Make no mistake, the Bulls still had shooting woes — they shot 37.3 percent inside the arc — they just got bailed out by the threes and 18 offensive rebounds. Chicago is not going to shoot from deep like this every game. Expect them to regress to the mean over the next few games. But it’s a hopeful sign for Bulls fans, this team was knocking down shots when it needed to for a night. Or, maybe it’s just the Bulls save their best games for TNT.

3) Blake Griffin is healthy and people seem to forget just how good he is. There was Reggie Miller on the TNT broadcast saying “Blake Griffin is back” as the Clippers’ forward scored 27 and pulled down 13 boards in a win in Portland. Some were expressing the same sentiment on Twitter. Their wrong. Griffin isn’t back, he’s healthy. And when he’s healthy he is an awesome force of nature who can score inside and out, crashes the boards, and is a deft passer. He’s as good as any power forward in the game when right. Remember, back in 2014 when Chris Paul had to miss extended time Griffin came in third in the MVP voting? That wasn’t a fluke.

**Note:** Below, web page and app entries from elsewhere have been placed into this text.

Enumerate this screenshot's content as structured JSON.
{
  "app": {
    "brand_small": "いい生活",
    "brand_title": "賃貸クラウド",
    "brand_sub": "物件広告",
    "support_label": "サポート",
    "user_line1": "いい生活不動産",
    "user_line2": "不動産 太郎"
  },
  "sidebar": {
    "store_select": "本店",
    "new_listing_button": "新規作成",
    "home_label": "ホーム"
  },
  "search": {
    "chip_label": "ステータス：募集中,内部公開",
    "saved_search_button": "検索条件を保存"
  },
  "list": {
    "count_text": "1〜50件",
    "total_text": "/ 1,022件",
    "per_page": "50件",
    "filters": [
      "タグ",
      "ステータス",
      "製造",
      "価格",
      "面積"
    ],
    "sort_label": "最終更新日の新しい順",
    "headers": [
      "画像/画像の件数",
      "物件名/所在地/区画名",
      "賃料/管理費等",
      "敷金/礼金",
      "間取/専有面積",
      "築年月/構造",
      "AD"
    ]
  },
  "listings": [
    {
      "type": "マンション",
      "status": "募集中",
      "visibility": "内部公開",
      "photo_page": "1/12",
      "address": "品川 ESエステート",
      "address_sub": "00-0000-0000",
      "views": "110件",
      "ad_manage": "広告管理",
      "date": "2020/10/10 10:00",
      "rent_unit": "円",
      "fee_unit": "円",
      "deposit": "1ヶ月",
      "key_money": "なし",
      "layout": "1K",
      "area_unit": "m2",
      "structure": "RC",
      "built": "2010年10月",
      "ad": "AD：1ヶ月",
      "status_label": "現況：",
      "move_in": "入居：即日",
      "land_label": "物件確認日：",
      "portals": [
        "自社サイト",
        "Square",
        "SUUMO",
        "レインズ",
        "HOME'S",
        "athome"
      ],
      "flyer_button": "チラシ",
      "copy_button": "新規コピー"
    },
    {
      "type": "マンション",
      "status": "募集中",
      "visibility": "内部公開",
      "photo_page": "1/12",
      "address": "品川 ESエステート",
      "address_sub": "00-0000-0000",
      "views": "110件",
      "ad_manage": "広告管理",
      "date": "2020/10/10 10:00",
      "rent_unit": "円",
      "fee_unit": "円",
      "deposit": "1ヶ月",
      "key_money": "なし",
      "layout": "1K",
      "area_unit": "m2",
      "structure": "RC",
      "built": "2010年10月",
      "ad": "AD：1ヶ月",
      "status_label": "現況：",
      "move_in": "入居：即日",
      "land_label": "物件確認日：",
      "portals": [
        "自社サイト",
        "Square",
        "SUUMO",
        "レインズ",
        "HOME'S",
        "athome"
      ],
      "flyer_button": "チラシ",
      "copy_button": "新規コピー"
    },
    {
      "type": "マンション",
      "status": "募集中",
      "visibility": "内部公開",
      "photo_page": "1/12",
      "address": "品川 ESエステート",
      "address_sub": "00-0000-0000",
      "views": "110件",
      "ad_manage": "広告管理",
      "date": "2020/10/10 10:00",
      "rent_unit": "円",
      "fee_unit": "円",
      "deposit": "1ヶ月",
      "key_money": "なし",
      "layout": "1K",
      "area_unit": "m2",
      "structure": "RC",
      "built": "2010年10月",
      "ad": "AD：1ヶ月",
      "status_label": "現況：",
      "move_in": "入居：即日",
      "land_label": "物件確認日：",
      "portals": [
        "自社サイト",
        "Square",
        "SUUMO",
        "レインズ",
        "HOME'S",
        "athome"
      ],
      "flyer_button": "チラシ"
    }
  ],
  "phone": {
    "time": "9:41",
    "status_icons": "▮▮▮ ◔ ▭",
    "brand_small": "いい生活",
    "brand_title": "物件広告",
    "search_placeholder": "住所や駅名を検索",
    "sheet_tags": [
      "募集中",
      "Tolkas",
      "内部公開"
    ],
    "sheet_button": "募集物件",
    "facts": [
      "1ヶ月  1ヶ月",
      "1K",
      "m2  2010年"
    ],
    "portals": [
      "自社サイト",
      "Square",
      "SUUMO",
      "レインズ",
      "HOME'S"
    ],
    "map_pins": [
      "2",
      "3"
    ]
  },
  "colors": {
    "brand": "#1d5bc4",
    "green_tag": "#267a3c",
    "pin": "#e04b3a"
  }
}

Griffin and CP3 are healthy, and so long as they stay that way this Clippers team is one of the top four in the NBA and a real threat to at least make the conference finals. They just need to keep themselves together for 81 more games.